- The US State Department now require new visitors to the US to give social media account names, email addresses and phone numbers over the past 5 years. The details are now required on the applications forms for those seeking potential residency, education, work, or a tourist visa.
- The State Department stated that the details will bolster the process for vetting applicants and assist in confirming identities.
Russians order Tinder to share user data and private communications
- The Russian government has added Tinder to a government database named the Register of Information Dissemination Organisations, that forces the company to give over user data and private communications to law enforcement and intelligence agencies.
- According to laws 97-FZ and 374-FZ, companies on the list must hand over the data upon request without a court order, in order to assist investigations related to terrorism and national security.
ATM skimmer operator sentenced to over 5 years in jail
- Romanian national Bogdan Viorel Rusu ran a multi-state ATM card skimming scam that stole over $868,000. In addition to his jail sentence, Rusu has been ordered to pay restitution and forfeiture to the total of $440,130.
- Rusu’s operation ran between August 3rd, 2014, and November 14th, 2016, during which card information was stolen from 531 ATM users in Massachusetts, New York, and New Jersey.
Philippine’s Senate approves new bill to address financial fraud
- Philippine’s Senate approved House Bill 6710, an amendment to the Access Devices Regulation Act of 1998, which will see longer sentences and tougher fines for those involved in financial fraud.

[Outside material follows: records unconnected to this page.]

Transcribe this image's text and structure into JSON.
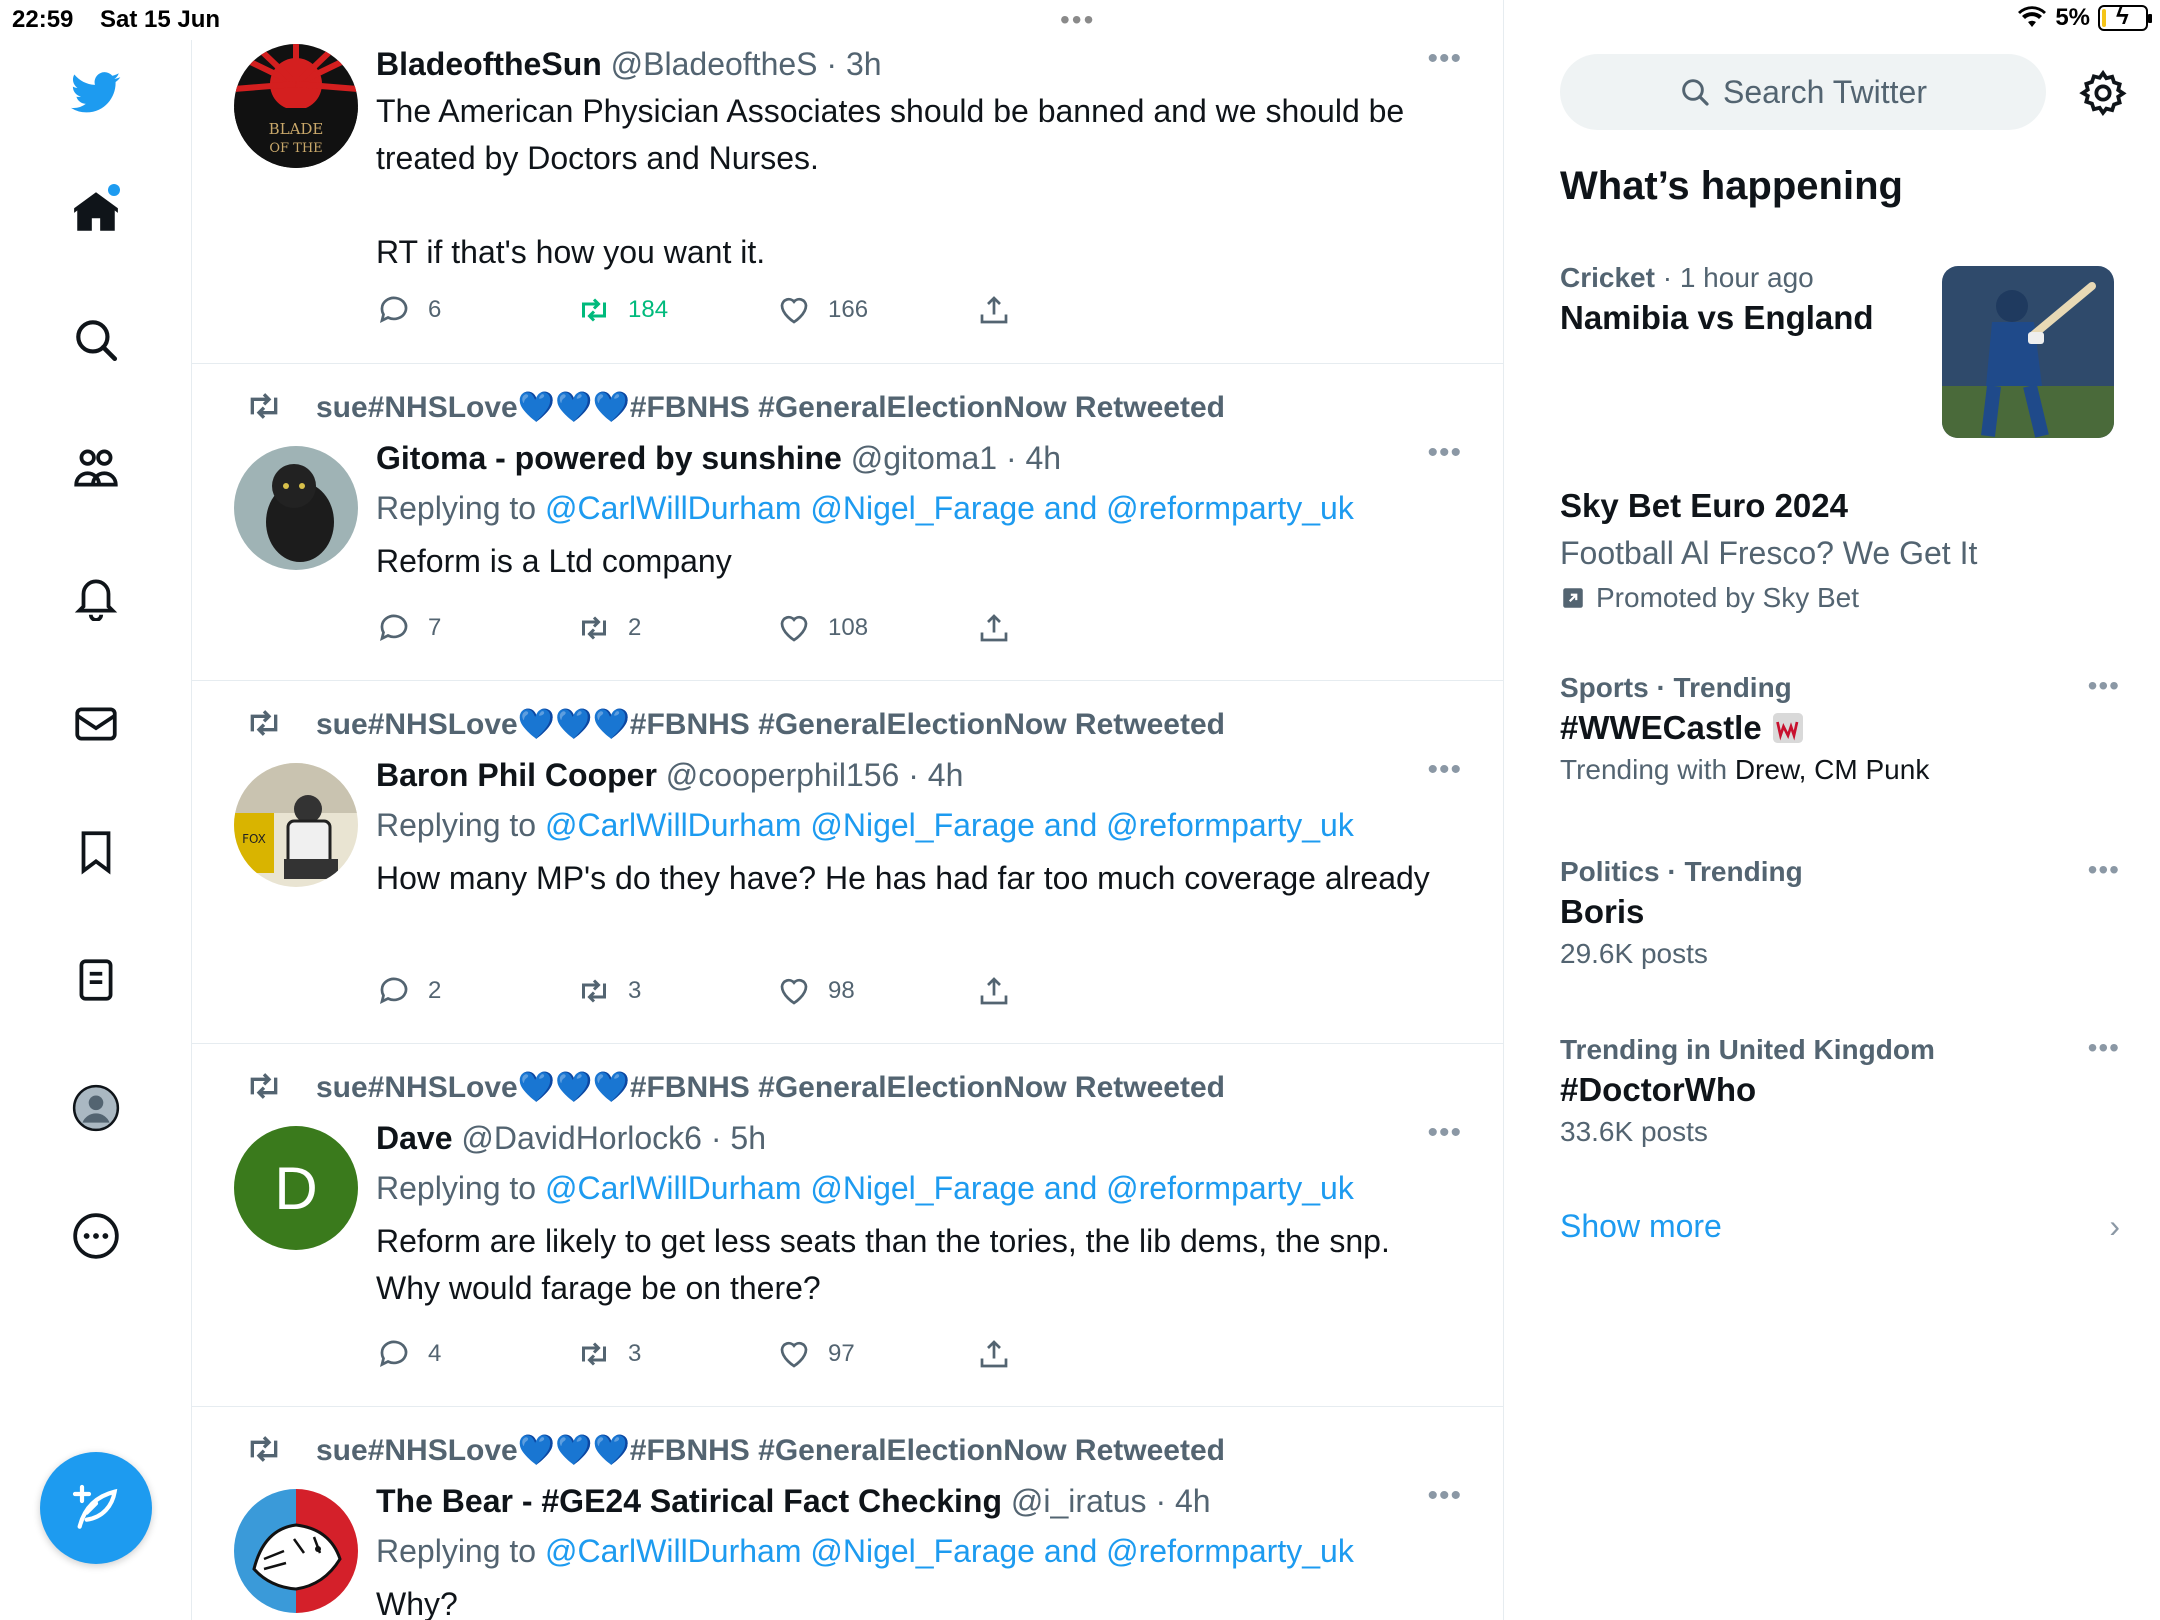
{
  "status_bar": {
    "time": "22:59",
    "date": "Sat 15 Jun",
    "battery": "5%"
  },
  "colors": {
    "accent": "#1d9bf0",
    "muted": "#536471",
    "retweet_green": "#00ba7c"
  },
  "nav": {
    "items": [
      "twitter-logo",
      "home-icon",
      "search-icon",
      "communities-icon",
      "notifications-icon",
      "messages-icon",
      "bookmarks-icon",
      "lists-icon",
      "profile-icon",
      "more-icon"
    ]
  },
  "timeline": {
    "tweets": [
      {
        "name": "BladeoftheSun",
        "handle": "@BladeoftheS",
        "time": "· 3h",
        "text": "The American Physician Associates should be banned and we should be treated by Doctors and Nurses.\n\nRT if that's how you want it.",
        "replies": "6",
        "retweets": "184",
        "likes": "166"
      },
      {
        "retweeted_by": "sue#NHSLove💙💙💙#FBNHS #GeneralElectionNow Retweeted",
        "name": "Gitoma - powered by sunshine",
        "handle": "@gitoma1",
        "time": "· 4h",
        "replying_label": "Replying to",
        "replying_to": "@CarlWillDurham @Nigel_Farage and @reformparty_uk",
        "text": "Reform is a Ltd company",
        "replies": "7",
        "retweets": "2",
        "likes": "108"
      },
      {
        "retweeted_by": "sue#NHSLove💙💙💙#FBNHS #GeneralElectionNow Retweeted",
        "name": "Baron Phil Cooper",
        "handle": "@cooperphil156",
        "time": "· 4h",
        "replying_label": "Replying to",
        "replying_to": "@CarlWillDurham @Nigel_Farage and @reformparty_uk",
        "text": "How many MP's do they have? He has had far too much coverage already",
        "replies": "2",
        "retweets": "3",
        "likes": "98"
      },
      {
        "retweeted_by": "sue#NHSLove💙💙💙#FBNHS #GeneralElectionNow Retweeted",
        "name": "Dave",
        "handle": "@DavidHorlock6",
        "time": "· 5h",
        "avatar_letter": "D",
        "replying_label": "Replying to",
        "replying_to": "@CarlWillDurham @Nigel_Farage and @reformparty_uk",
        "text": "Reform are likely to get less seats than the tories, the lib dems, the snp. Why would farage be on there?",
        "replies": "4",
        "retweets": "3",
        "likes": "97"
      },
      {
        "retweeted_by": "sue#NHSLove💙💙💙#FBNHS #GeneralElectionNow Retweeted",
        "name": "The Bear - #GE24 Satirical Fact Checking",
        "handle": "@i_iratus",
        "time": "· 4h",
        "replying_label": "Replying to",
        "replying_to": "@CarlWillDurham @Nigel_Farage and @reformparty_uk",
        "text": "Why?"
      }
    ]
  },
  "sidebar": {
    "search_placeholder": "Search Twitter",
    "heading": "What’s happening",
    "trends": [
      {
        "meta_a": "Cricket",
        "meta_b": " · 1 hour ago",
        "title": "Namibia vs England"
      },
      {
        "title": "Sky Bet Euro 2024",
        "sub": "Football Al Fresco? We Get It",
        "promo": "Promoted by Sky Bet"
      },
      {
        "meta_a": "Sports · Trending",
        "title": "#WWECastle",
        "sub_a": "Trending with ",
        "sub_b": "Drew, CM Punk"
      },
      {
        "meta_a": "Politics · Trending",
        "title": "Boris",
        "sub": "29.6K posts"
      },
      {
        "meta_a": "Trending in United Kingdom",
        "title": "#DoctorWho",
        "sub": "33.6K posts"
      }
    ],
    "show_more": "Show more"
  }
}
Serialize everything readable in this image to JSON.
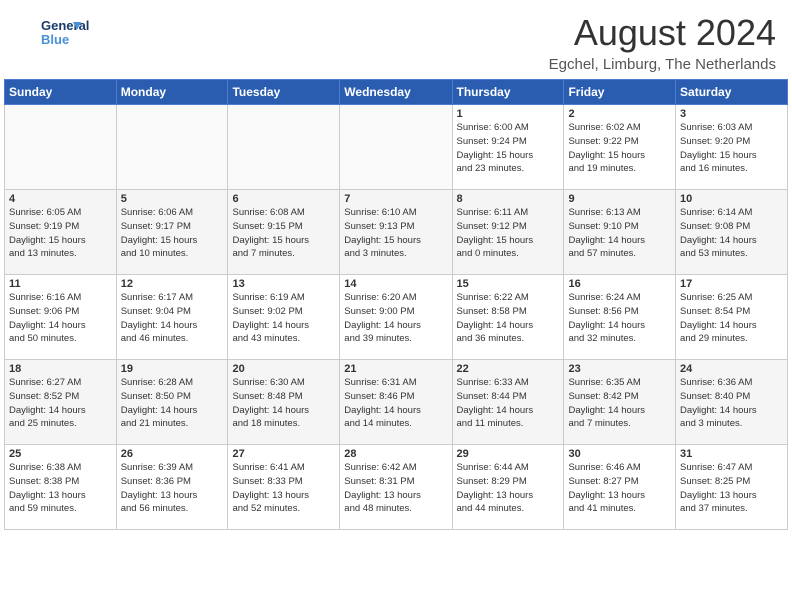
{
  "header": {
    "logo_general": "General",
    "logo_blue": "Blue",
    "month": "August 2024",
    "location": "Egchel, Limburg, The Netherlands"
  },
  "weekdays": [
    "Sunday",
    "Monday",
    "Tuesday",
    "Wednesday",
    "Thursday",
    "Friday",
    "Saturday"
  ],
  "weeks": [
    [
      {
        "day": "",
        "info": "",
        "empty": true
      },
      {
        "day": "",
        "info": "",
        "empty": true
      },
      {
        "day": "",
        "info": "",
        "empty": true
      },
      {
        "day": "",
        "info": "",
        "empty": true
      },
      {
        "day": "1",
        "info": "Sunrise: 6:00 AM\nSunset: 9:24 PM\nDaylight: 15 hours\nand 23 minutes."
      },
      {
        "day": "2",
        "info": "Sunrise: 6:02 AM\nSunset: 9:22 PM\nDaylight: 15 hours\nand 19 minutes."
      },
      {
        "day": "3",
        "info": "Sunrise: 6:03 AM\nSunset: 9:20 PM\nDaylight: 15 hours\nand 16 minutes."
      }
    ],
    [
      {
        "day": "4",
        "info": "Sunrise: 6:05 AM\nSunset: 9:19 PM\nDaylight: 15 hours\nand 13 minutes."
      },
      {
        "day": "5",
        "info": "Sunrise: 6:06 AM\nSunset: 9:17 PM\nDaylight: 15 hours\nand 10 minutes."
      },
      {
        "day": "6",
        "info": "Sunrise: 6:08 AM\nSunset: 9:15 PM\nDaylight: 15 hours\nand 7 minutes."
      },
      {
        "day": "7",
        "info": "Sunrise: 6:10 AM\nSunset: 9:13 PM\nDaylight: 15 hours\nand 3 minutes."
      },
      {
        "day": "8",
        "info": "Sunrise: 6:11 AM\nSunset: 9:12 PM\nDaylight: 15 hours\nand 0 minutes."
      },
      {
        "day": "9",
        "info": "Sunrise: 6:13 AM\nSunset: 9:10 PM\nDaylight: 14 hours\nand 57 minutes."
      },
      {
        "day": "10",
        "info": "Sunrise: 6:14 AM\nSunset: 9:08 PM\nDaylight: 14 hours\nand 53 minutes."
      }
    ],
    [
      {
        "day": "11",
        "info": "Sunrise: 6:16 AM\nSunset: 9:06 PM\nDaylight: 14 hours\nand 50 minutes."
      },
      {
        "day": "12",
        "info": "Sunrise: 6:17 AM\nSunset: 9:04 PM\nDaylight: 14 hours\nand 46 minutes."
      },
      {
        "day": "13",
        "info": "Sunrise: 6:19 AM\nSunset: 9:02 PM\nDaylight: 14 hours\nand 43 minutes."
      },
      {
        "day": "14",
        "info": "Sunrise: 6:20 AM\nSunset: 9:00 PM\nDaylight: 14 hours\nand 39 minutes."
      },
      {
        "day": "15",
        "info": "Sunrise: 6:22 AM\nSunset: 8:58 PM\nDaylight: 14 hours\nand 36 minutes."
      },
      {
        "day": "16",
        "info": "Sunrise: 6:24 AM\nSunset: 8:56 PM\nDaylight: 14 hours\nand 32 minutes."
      },
      {
        "day": "17",
        "info": "Sunrise: 6:25 AM\nSunset: 8:54 PM\nDaylight: 14 hours\nand 29 minutes."
      }
    ],
    [
      {
        "day": "18",
        "info": "Sunrise: 6:27 AM\nSunset: 8:52 PM\nDaylight: 14 hours\nand 25 minutes."
      },
      {
        "day": "19",
        "info": "Sunrise: 6:28 AM\nSunset: 8:50 PM\nDaylight: 14 hours\nand 21 minutes."
      },
      {
        "day": "20",
        "info": "Sunrise: 6:30 AM\nSunset: 8:48 PM\nDaylight: 14 hours\nand 18 minutes."
      },
      {
        "day": "21",
        "info": "Sunrise: 6:31 AM\nSunset: 8:46 PM\nDaylight: 14 hours\nand 14 minutes."
      },
      {
        "day": "22",
        "info": "Sunrise: 6:33 AM\nSunset: 8:44 PM\nDaylight: 14 hours\nand 11 minutes."
      },
      {
        "day": "23",
        "info": "Sunrise: 6:35 AM\nSunset: 8:42 PM\nDaylight: 14 hours\nand 7 minutes."
      },
      {
        "day": "24",
        "info": "Sunrise: 6:36 AM\nSunset: 8:40 PM\nDaylight: 14 hours\nand 3 minutes."
      }
    ],
    [
      {
        "day": "25",
        "info": "Sunrise: 6:38 AM\nSunset: 8:38 PM\nDaylight: 13 hours\nand 59 minutes."
      },
      {
        "day": "26",
        "info": "Sunrise: 6:39 AM\nSunset: 8:36 PM\nDaylight: 13 hours\nand 56 minutes."
      },
      {
        "day": "27",
        "info": "Sunrise: 6:41 AM\nSunset: 8:33 PM\nDaylight: 13 hours\nand 52 minutes."
      },
      {
        "day": "28",
        "info": "Sunrise: 6:42 AM\nSunset: 8:31 PM\nDaylight: 13 hours\nand 48 minutes."
      },
      {
        "day": "29",
        "info": "Sunrise: 6:44 AM\nSunset: 8:29 PM\nDaylight: 13 hours\nand 44 minutes."
      },
      {
        "day": "30",
        "info": "Sunrise: 6:46 AM\nSunset: 8:27 PM\nDaylight: 13 hours\nand 41 minutes."
      },
      {
        "day": "31",
        "info": "Sunrise: 6:47 AM\nSunset: 8:25 PM\nDaylight: 13 hours\nand 37 minutes."
      }
    ]
  ]
}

- New measures include life sentences and fines up to P5 million (£76,145) for those involved in the hacking of bank systems or skimming 50 or more ATM cards, online banking accounts, credit cards or debit cards, a crime considered to be a form of economic sabotage.
British security researcher Marcus Hutchins pleads guilty to US hacking charges
- Marcus Hutchins, also known as MalwareTech and previously hailed as a hero for finding the WannaCry Ransomware ‘kill switch’, has plead guilty to charges made against him following his arrest in 2017. The charges are linked to his activity in 2014 and 2015, when Hutchins, and another individual, made and distributed the Kronos banking trojan.
‘Robbinhood’ Twitter account linked to Baltimore ransomware attacker
- Researchers at Armor confirmed that the person(s) behind the ‘Robbinhood’ Twitter account, that appeared to be leaking confidential files, is linked to the attacker behind the Baltimore ransomware attack. Robbinhood is the name of the ransomware strain used in the Baltimore attack. The connection was made after the account holder posted the attack panel interface used to communicate with Baltimore during the attack.
- The Robbinhood ransomware was initially believed to be powered by the leaked NSA hacking tool ‘EternalBlue,’ but according a recent analysis by malware analyst Joe Stewart, the Baltimore attack does not contain any EternalBlue exploit code. Stewart believes Robbinhood was set up to become a multi-tenant ransomware-as-a-service offering and also found a potential link to the GandCrab ransomware, a ransomware-as-a-service that has just announced it is shutting down.
The Silobreaker Team Disclaimer: Although Silobreaker has relied on what it regards as reliable sources while compiling the content herein, Silobreaker cannot guarantee the accuracy, completeness, integrity or quality of such content and no responsibility is accepted by Silobreaker in respect of such content. Readers must determine for themselves what reliance they should place on the compiled content herein.